He also monitors the clothing and bread tables, the bathroom and all of the other rooms in the vicinity, which he learned from Carmichael in one day. He currently travels from New Jersey twice a week in order to help Carmichael, who he refers to as his mother.
Selfless and a genuinely caring person is how the West Oak Lane resident was described.
Carmichael supervises pantry operations every Thursday from 12 p.m. to 2 p.m. She also handles the administrative duties such as ordering food, calling local grocery stores and businesses in pursuit of donations and promoting the program.
She is also instrumental in ensuring that the program participants have the necessities when it comes to the donated food.
That includes waking up at 4 a.m. twice a week and traveling to two food banks with her husband and godson, John Hall, to select the food that will be served at the pantry.
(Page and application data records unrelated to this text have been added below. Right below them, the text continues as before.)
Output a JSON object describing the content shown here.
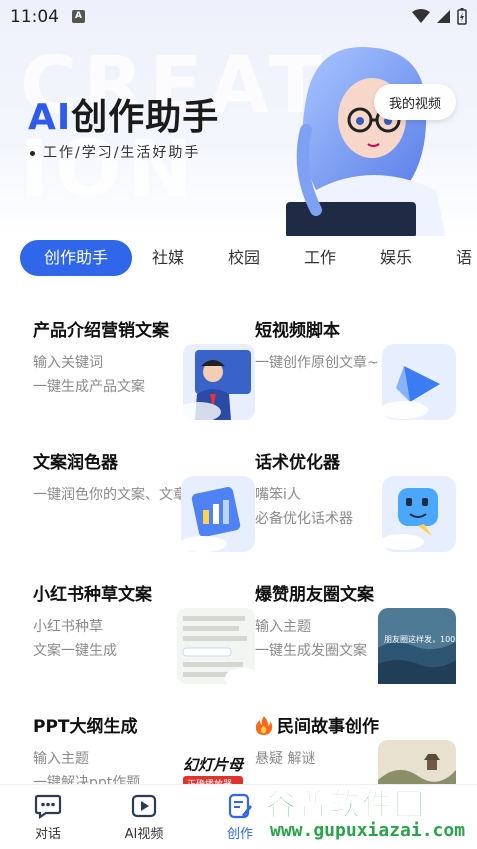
{
  "status_bar": {
    "time": "11:04",
    "notif_icon_letter": "A"
  },
  "hero": {
    "title_ai": "AI",
    "title_rest": "创作助手",
    "subtitle": "工作/学习/生活好助手",
    "my_video_button": "我的视频",
    "watermark_text": "CREAT ION"
  },
  "tabs": [
    {
      "label": "创作助手",
      "active": true
    },
    {
      "label": "社媒"
    },
    {
      "label": "校园"
    },
    {
      "label": "工作"
    },
    {
      "label": "娱乐"
    },
    {
      "label": "语"
    }
  ],
  "cards": [
    {
      "title": "产品介绍营销文案",
      "desc1": "输入关键词",
      "desc2": "一键生成产品文案",
      "thumb": "businessman-illustration"
    },
    {
      "title": "短视频脚本",
      "desc1": "一键创作原创文章~",
      "desc2": "",
      "thumb": "play-arrow-3d"
    },
    {
      "title": "文案润色器",
      "desc1": "一键润色你的文案、文章",
      "desc2": "",
      "thumb": "document-chart-3d"
    },
    {
      "title": "话术优化器",
      "desc1": "嘴笨i人",
      "desc2": "必备优化话术器",
      "thumb": "chat-bot-3d"
    },
    {
      "title": "小红书种草文案",
      "desc1": "小红书种草",
      "desc2": "文案一键生成",
      "thumb": "notes-screenshot"
    },
    {
      "title": "爆赞朋友圈文案",
      "desc1": "输入主题",
      "desc2": "一键生成发圈文案",
      "thumb": "sea-photo",
      "thumb_caption": "朋友圈这样发，100"
    },
    {
      "title": "PPT大纲生成",
      "desc1": "输入主题",
      "desc2": "一键解决ppt作题",
      "thumb": "slides-poster",
      "thumb_caption1": "幻灯片母",
      "thumb_caption2": "正确播放器"
    },
    {
      "title": "民间故事创作",
      "desc1": "悬疑 解谜",
      "desc2": "",
      "thumb": "landscape-painting",
      "title_icon": "fire-icon"
    }
  ],
  "bottom_nav": [
    {
      "label": "对话",
      "icon": "chat-bubble-icon"
    },
    {
      "label": "AI视频",
      "icon": "video-play-icon"
    },
    {
      "label": "创作",
      "icon": "edit-doc-icon",
      "active": true
    }
  ],
  "watermark": {
    "brand": "谷普软件园",
    "url": "www.gupuxiazai.com"
  },
  "colors": {
    "accent": "#2f66ea",
    "title_ai": "#2f5bea",
    "watermark_green": "#2aa34a"
  }
}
The gates to the food bank do not open until 8 a.m.
“She always makes sure that those in need are helped first and that they have the best of what Philabundace or whoever donates offers and plenty of it,” said Deanna Corbin, a pantry volunteer. “She wants to make sure that their needs are being met.”
Visiting the pantry
During a recent Thursday visit, several yellow bags containing canned fruits and vegetable, cerealand Swiss luxury water surrounded Carmichael.
On the table lay Ziploc bags containing frozen fried chicken, biscuits and pizza that were donated from local restaurants.
Produce boxes overflowed with fresh fruits and vegetables such as cantaloupes, zucchinis, tomatoes, strawberries, oranges, peaches and bananas.
With a small group of volunteers on site, Carmichael watched intently, answering questions when problems arose and eating a bowl of oatmeal because she didn’t get a chance to eat before her morning trip to Trader Joe’s.
“I like to help Flora because of the field I am in,” said Eleanor “Sue” Dukes who is a licensed masseuse and pantry volunteer. “I try to relieve as much stress on her as possible rather than add to it because she deals with so much including very different personalities.”
Carmichael uses her own gas and time to run the panty and is simply grateful with the blessings she has received throughout her life and the help from her volunteers.
“If he was not assisting me,” she said of her godson, “I probably would have quit.”